In a limited exercise in fairness, the panel offered the final Wet’suwet’en speakers the option of returning to speak late in the evening, after all the other presenters. However, many of the Wet’suwet’en lived hours from Burns Lake in the communities of Smithers, Moricetown, and Hagwilget. Needing to drive home, the procedural pressure of the panel compressed the final Wet’suwet’en speakers’ time.

When Tsayu (Beaver Clan) chief Namox, John Ridsdale, rose to speak, there was heat in his voice. After traveling two and half hours from his home community of Hagwilget to present in Burns Lake, through frigid conditions with temperatures 30 degrees below zero, John Ridsdale had expected to receive more than a token five minutes to present.

“With five minutes to speak, I will only say a few words,” he began. “It’s highly insulting, you tell a Chief that, ‘you’re only going to say a few words,’ when he stands on his own land. I am Wet’suwet’en. I carry the name of Namox and I know my authority. I know my rights and I know our title.”

He noted that for centuries the Wet’suwet’en “protected our lands from any form of incursions,” a trend he suggested would continue “now with this threat that’s on hand.” But stripped to the barest outline of a speech, he articulated a simple commitment to continue to uphold and respect Wet’suwet’en law in the face of the threat posed by the Enbridge pipeline.

“When we speak in the feast hall, we tell the truth. When I swore on the Rattle, the Rattle is hundreds of years old. I did not plan on coming here and telling lies. I did not plan on coming here and saying these are things that we will allow. I did plan on coming here and tell you that this threat to our territories, to our lands, to our culture, to our people is cultural genocide, and we would not allow that.”

Image by Pat Moss.

Tyler Shandro during a June 25 news briefing.

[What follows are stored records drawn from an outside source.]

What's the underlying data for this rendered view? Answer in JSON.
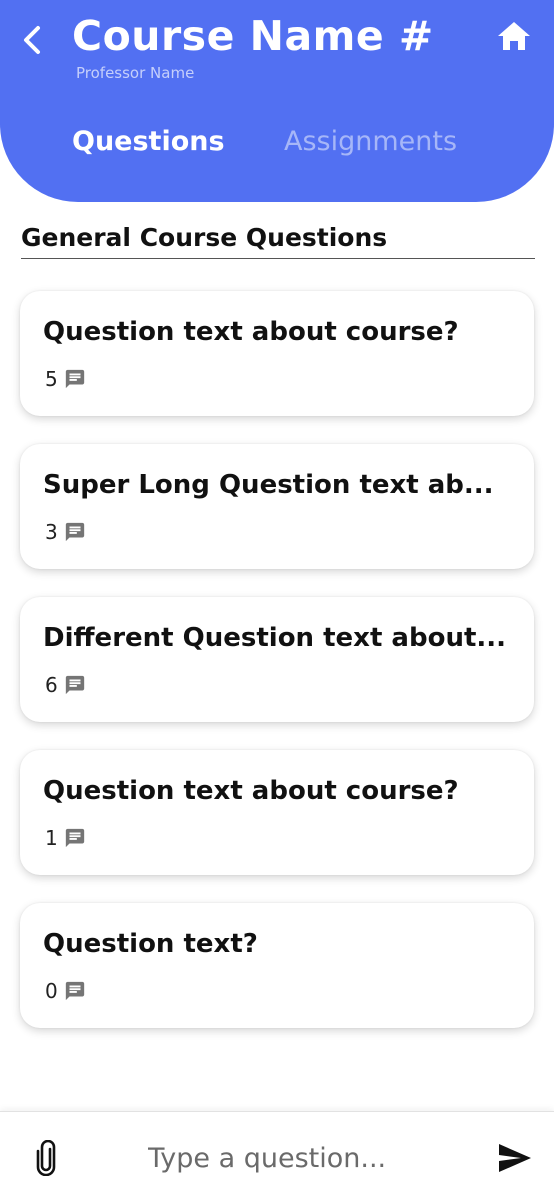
{
  "header": {
    "course_title": "Course Name #",
    "professor": "Professor Name",
    "back_icon": "chevron-left-icon",
    "home_icon": "home-icon",
    "background_color": "#5270f2"
  },
  "tabs": [
    {
      "label": "Questions",
      "active": true
    },
    {
      "label": "Assignments",
      "active": false
    }
  ],
  "section": {
    "title": "General Course Questions"
  },
  "questions": [
    {
      "text": "Question text about course?",
      "comment_count": "5"
    },
    {
      "text": "Super Long Question text ab...",
      "comment_count": "3"
    },
    {
      "text": "Different Question text about...",
      "comment_count": "6"
    },
    {
      "text": "Question text about course?",
      "comment_count": "1"
    },
    {
      "text": "Question text?",
      "comment_count": "0"
    }
  ],
  "composer": {
    "placeholder": "Type a question...",
    "attach_icon": "paperclip-icon",
    "send_icon": "send-icon"
  }
}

Image: Alberta Newsroom/Flickr

Tyler McCreary

Tyler McCreary is an Indigenous solidarity activist based in northern British Columbia. He is also currently working towards his PhD in geography at York University.